Washington’s cynical posturing over human rights abuses in the Philippines is bound up rather with Duterte’s moves to improve diplomatic and economic relations with Beijing. Duterte sought to repair ties with China by reducing tensions in the South China Sea, ignoring the July ruling against China by the Permanent Court of Arbitration in The Hague, and canceling joint military exercises with Washington in the South China Sea.

These issues have not gone away with Trump’s phone call. Duterte has declared his intention to secure arms from China. He told the press that Beijing had offered to supply Manila with arms purchased through a Chinese loan that would be payable in 25 years. He said he would send Defense Secretary Delfin Lorenzana to China to make arrangements. Lorenzana has just returned to Manila from Moscow where he discussed enhanced military ties with Russia, the first visit from a head of the Philippine military since 1976.

The move to acquire arms from China, which will be deployed in domestic repression under the anti-drug war, follows the cancellation of a deal for the United States to supply 26,000 rifles to the Philippine National Police. Washington called off the arrangement, citing alleged human rights concerns, as a means of pressuring Duterte away from China.

The Duterte government declared last week that it would not allow US ships to use bases in the Philippines as staging points for Freedom of Navigation Operations (FONOP) in the South China Sea. While Duterte remains committed to the basing of US forces in the Philippines, under the Enhanced Defense Cooperation Agreement (EDCA), he is seeking at the same time to mitigate tensions with China. The FONOPs—direct naval intrusions into Chinese-claimed waters—are deliberate provocations that have raised tensions throughout the region. Duterte declared that Washington can deploy vessels for FONOPs using its bases at Guam or Japan.

Duterte’s attempt to improve relations with China and retain relations with Washington is utterly untenable. Philippine politics, intimately tied to its former colonial ruler, the US, is in crisis. Vice President Leni Robredo, of the Liberal Party, associated with former President Benigno Aquino, has quit Duterte’s cabinet as a result of these tensions. Robredo was increasingly associated with opposition to Duterte’s policies, and was instructed by Cabinet Secretary Leoncio Evasco, formerly of the Maoist Communist Party, to stop attending cabinet meetings. She resigned.

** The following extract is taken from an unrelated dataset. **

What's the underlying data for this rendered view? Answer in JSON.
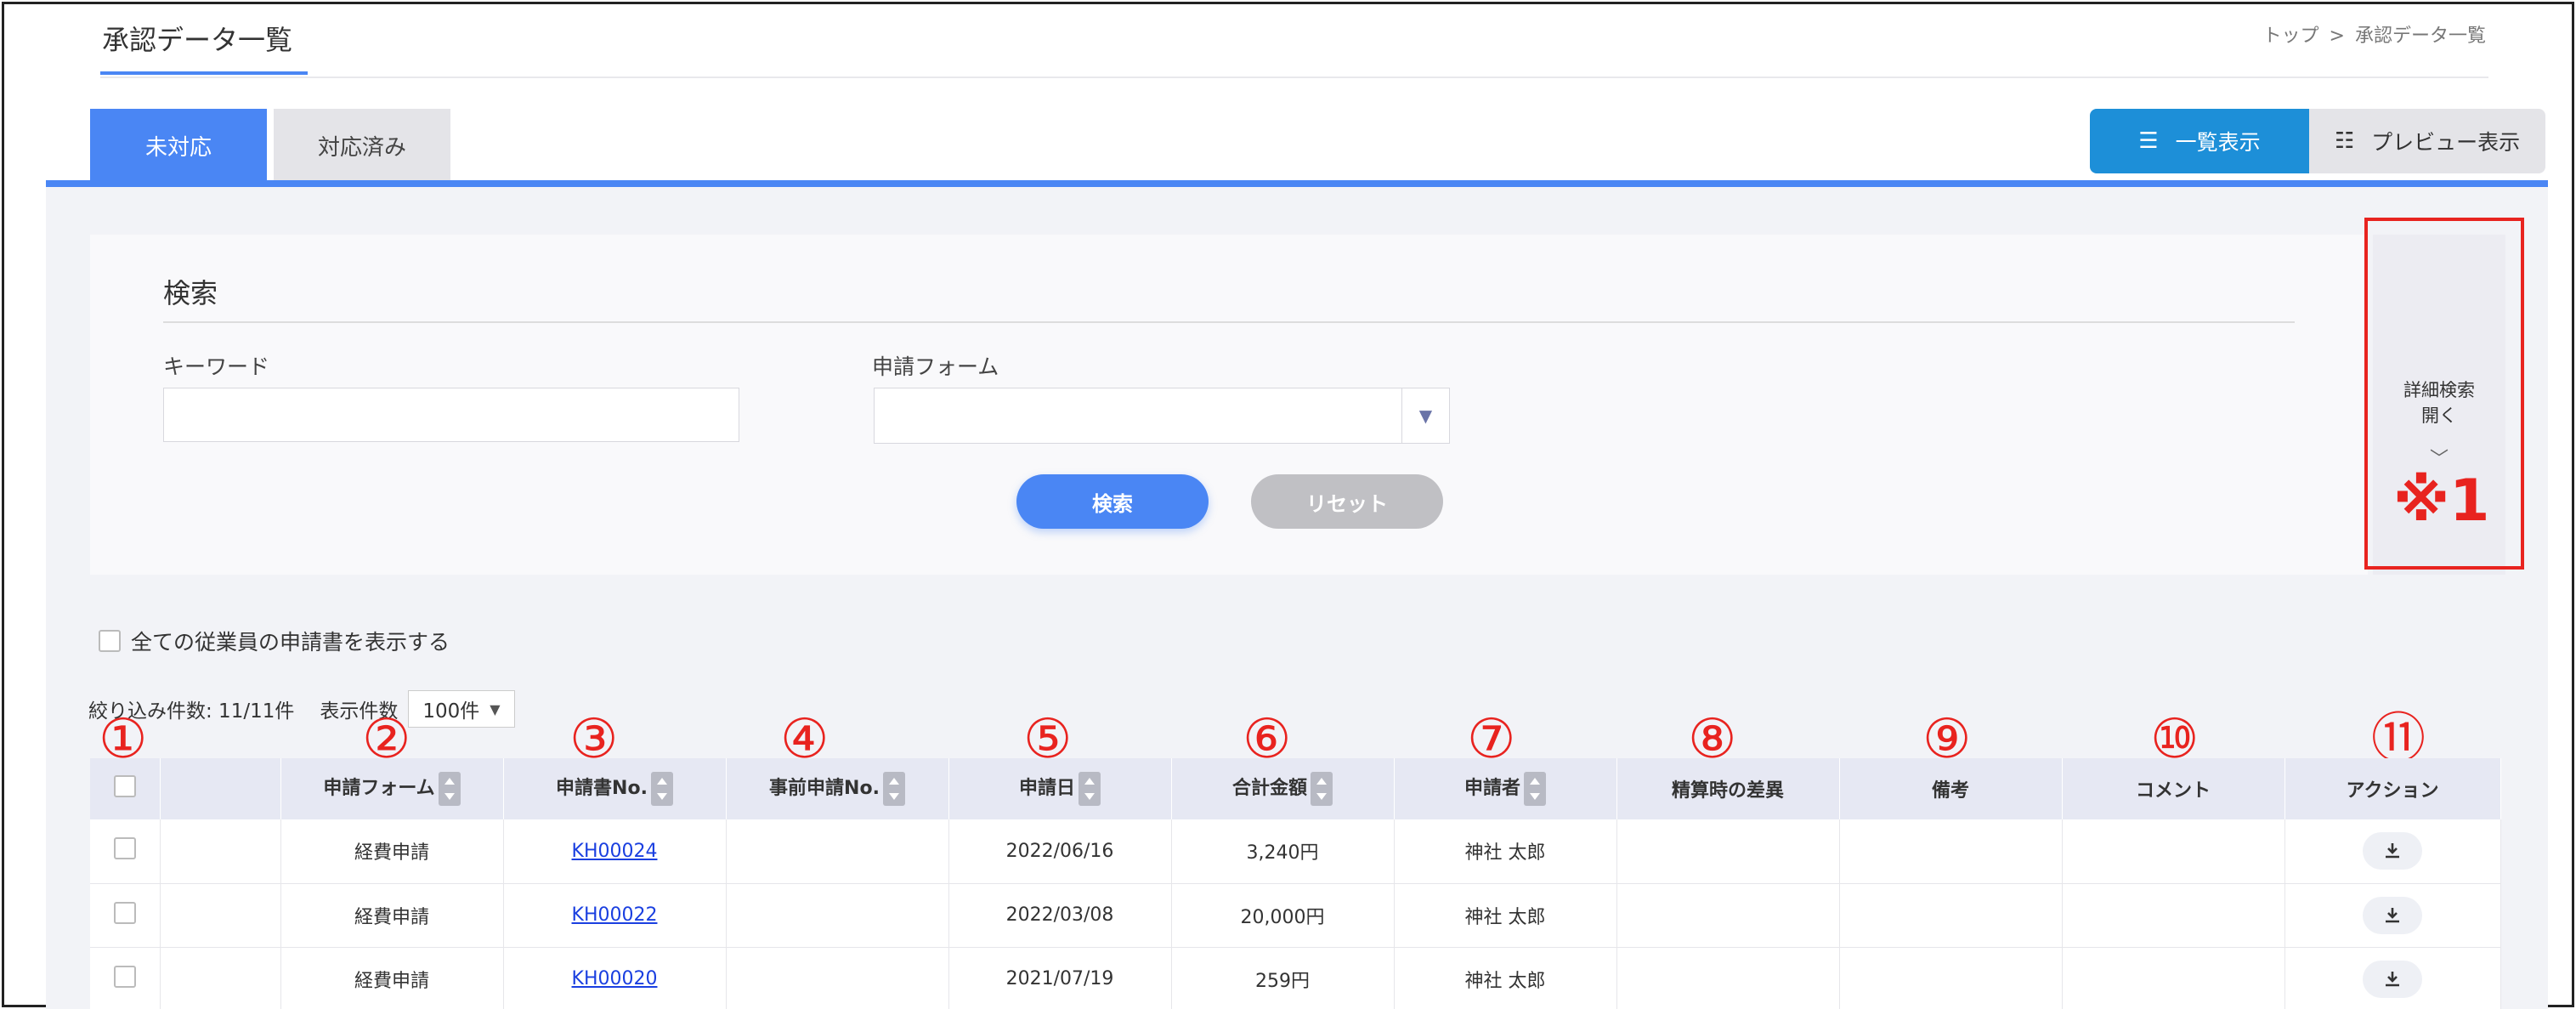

The opposition to Duterte has received massive infusions of funding from US-based Filipino American billionaire Loida Nicolas Lewis, who has, through her organization US Pinoys for Good Government (USP4GG), called upon Duterte to resign. USP4GG bankrolled Aquino’s presidential campaign in 2010 and provided the majority of funding for the vociferous anti-China protests staged during his administration, including the provocative visits to the South China Sea by the pseudo-left organization Akbayan. Lewis met on several occasions with then Federal Reserve chair Ben Bernanke to discuss opposition to Chinese financial interests in the US.